Ms. Jackson faults me for allegedly “condemning” female behavior while giving boys a free pass. This charge is irrelevant, since my goal in writing the article was not to “condemn” hook-up behavior, but rather to expose the bad faith of the campus rape industry. But since she insists in reading sexist censoriousness into merely descriptive terms, let me restore the language that she carefully removed from her purported money quote:
So what reality does lie behind the campus rape industry? A booze-fueled hookup culture of one-night, or sometimes just partial-night, stands. Students in the sixties demanded that college administrators stop setting rules for fraternization. … The colleges meekly complied and opened a Pandora’s box of boorish, sluttish behavior that gets cruder each year. Do the boys, riding the testosterone wave, act thuggishly toward the girls? You bet! Do the girls try to match their insensitivity? Indisputably.
Jackson ignores other descriptions — oops, “condemnations” — of male thuggishness throughout my piece. But in any case, a focus on the female contribution to what the campus rape industry calls rape is perfectly appropriate, since it is overwhelmingly females who are deemed or deem themselves the victims. If males cried rape after a seemingly consensual sexual encounter, I or any other reasonable person would also inquire about the behavior that contributed to that outcome. How ludicrous can those charges be? A former campus rape investigator reported to me a typical rape charge: the girl had offered her anus to a fellow student and he ended up in her vagina instead. He promptly apologized for his mistake and corrected it, but according to the girl, she had been raped nevertheless. She accused the rape investigator of dereliction of duty for not acknowledging her victim status. Such complaints were typical. When men start to make them, they will be no less open to analysis.
Jackson’s confusion about scare quotes and irony is beyond redemption.

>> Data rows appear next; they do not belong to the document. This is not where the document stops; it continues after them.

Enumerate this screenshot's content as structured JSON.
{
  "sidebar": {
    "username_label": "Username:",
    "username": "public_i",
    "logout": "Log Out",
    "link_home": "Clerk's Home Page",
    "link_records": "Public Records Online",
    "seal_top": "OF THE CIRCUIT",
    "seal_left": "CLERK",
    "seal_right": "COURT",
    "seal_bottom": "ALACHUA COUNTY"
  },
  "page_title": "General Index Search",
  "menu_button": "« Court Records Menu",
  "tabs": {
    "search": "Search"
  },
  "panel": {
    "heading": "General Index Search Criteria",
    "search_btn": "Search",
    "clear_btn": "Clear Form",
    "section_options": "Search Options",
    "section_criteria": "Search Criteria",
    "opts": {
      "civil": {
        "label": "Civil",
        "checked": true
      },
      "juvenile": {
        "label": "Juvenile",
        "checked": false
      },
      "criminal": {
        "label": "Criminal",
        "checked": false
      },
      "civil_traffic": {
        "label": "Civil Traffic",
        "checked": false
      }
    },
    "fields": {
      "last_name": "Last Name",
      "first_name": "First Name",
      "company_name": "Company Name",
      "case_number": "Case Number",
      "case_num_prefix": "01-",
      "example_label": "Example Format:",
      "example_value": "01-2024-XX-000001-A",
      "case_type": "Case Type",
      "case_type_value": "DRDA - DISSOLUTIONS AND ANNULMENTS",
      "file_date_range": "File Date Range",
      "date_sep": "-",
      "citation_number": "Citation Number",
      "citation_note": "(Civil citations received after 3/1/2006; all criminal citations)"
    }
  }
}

The vast majority of PJ Media readers understood my arguments without strain, to judge by their response to Jackson’s critique. Why didn’t Jackson herself? I can only speculate. Perhaps her tortured effort to find a sexist double standard in my piece grows out of the sad dilemma of the modern feminist. Raised on the idea that victimhood is a source of empowerment, today’s crusading feminist is in rather a bind. Not only is she not discriminated against, she is discriminated in favor of. Every elite institution in the country is frantically scouring the horizon for women to put in the corporate boardroom, among law partnerships, on the masthead of editorial boards, on the pages of magazines and newspapers, on television talk shows, and on university faculties, inter alia. This situation is hard to square with the claim of oppressed status. And so it becomes imperative to fabricate pseudo-bias where none exists. Perhaps Jackson has developed the exquisitely-tuned sexism sensor cultivated in the academy; I don’t know.
For the record, my overriding goal in writing “The Campus Rape Myth” was to illustrate a larger point. The campus rape and sex promotion industries are just symptoms of the university’s tragic flight from its one true purpose: cultivating in students a passion for knowledge and beauty.
Heather Mac Donald is a fellow at the Manhattan Institute.